- Is the time frame for success realistic? Is a time frame actually required?
- Is there a willingness to amend the actioning process if required?
- Is there a willingness to start again if necessary?
- Is the vision being reached?
- What could be done differently next time?
Some guiding questions for personal reflection:
- Am I living according to my personal values?
- Do my learning or career decisions reflect my personal values?
- Does my personal life reflect my values?
- Am I spending time on things that matter?
- Where do I see myself in 1 year, 3 years and 5 years from now? How can I get there?
Any journey must come to an end, but this creates a new beginning. Beginnings and endings offer experience and growth to support the next envisioning process. It is not always necessary to start from the beginning of an envisioning process. It is an agile format, therefore should be easily amended to suit personal or organisational preferences.
Examples in action

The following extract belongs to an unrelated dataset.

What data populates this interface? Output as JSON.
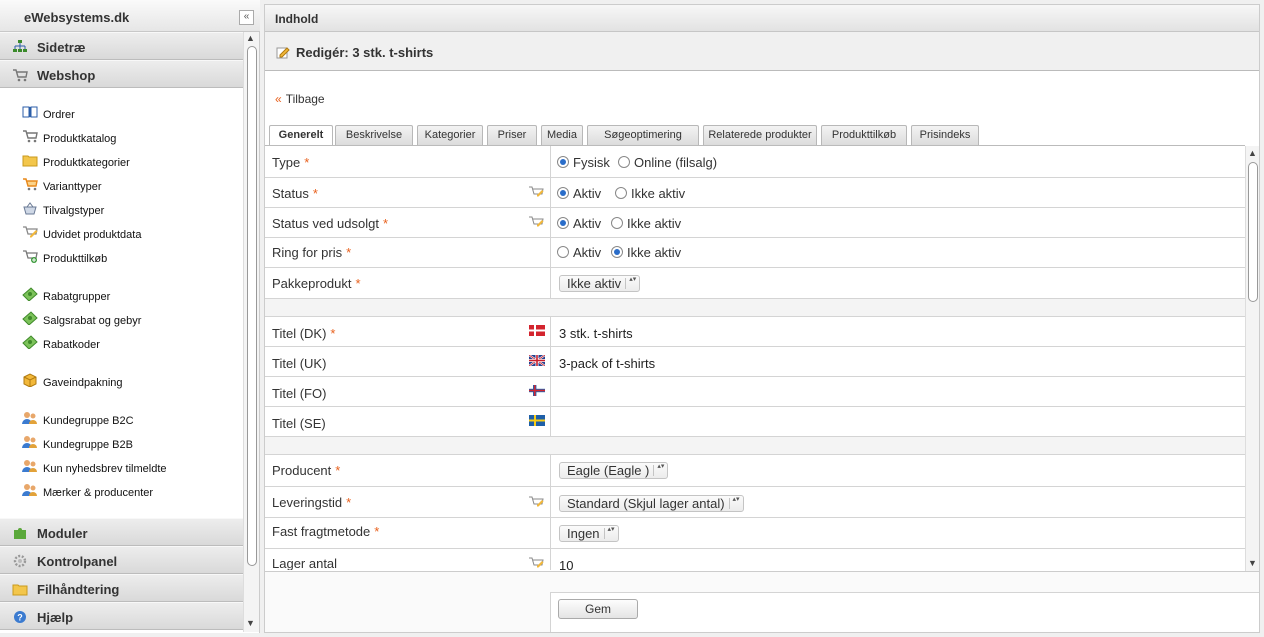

Below is a list of examples of educational organisations who are recognised as pioneers. They not only communicate their personal values and vision, but act them out - this is a simple yet crucial component for their success.
- United World Colleges
Global education movement that makes education a force to unite people, nations and cultures for peace and a sustainable future.
- United Nations School
An inclusive and diverse learning environment which fosters academic excellence, innovation, creativity and cross-cultural communication.
- Kunskapsskolan Education, Sweden
Vision: to contribute to an education that empowers every student to master the challenges of today and shape the world of tomorrow.
- Stonefields School, Auckland, New Zealand
This learning community promotes and delivers four overarching vision principles; building learning capacity; collaborating; making meaning and breaking through.
- 50 examples of innovative approaches to professional growth from across the world
Innovative organisational approaches to professional growth and vision from across the world.
Below is a list of individuals, recognised around the world for their varied expertise. The success of each individual has been actualised through unrelenting commitment to a personal vision and the unique values lived out, fuelled by a sense of purpose.
- Serena Williams: Tennis legend with 23 grand slam titles.
- Paul Mc Cartney: ‘I still believe that love is all you need. There is no better message than that.’
- Leonardo Da Vinci: Polymath and renowned renaissance artist.
- Rachel Carson: Marine biologist, author, and conservationist whose book Silent Spring is credited with advancing the global environmental movement.
- Albert Einstein: ‘I never teach my pupils. I only attempt to provide the conditions in which they can learn.’
- Marie Curie: Physicist and chemist who conducted pioneering research on radioactivity.
- Jacinda Arden: Current Prime Minister of New Zealand, inaugurated on 26 October 2017.
- Malala Yousafzai: Activist for female education and the youngest Nobel Prize laureate.
- David Attenborough: Broadcaster, environmentalist, conservationist, global climate action advocate and natural historian.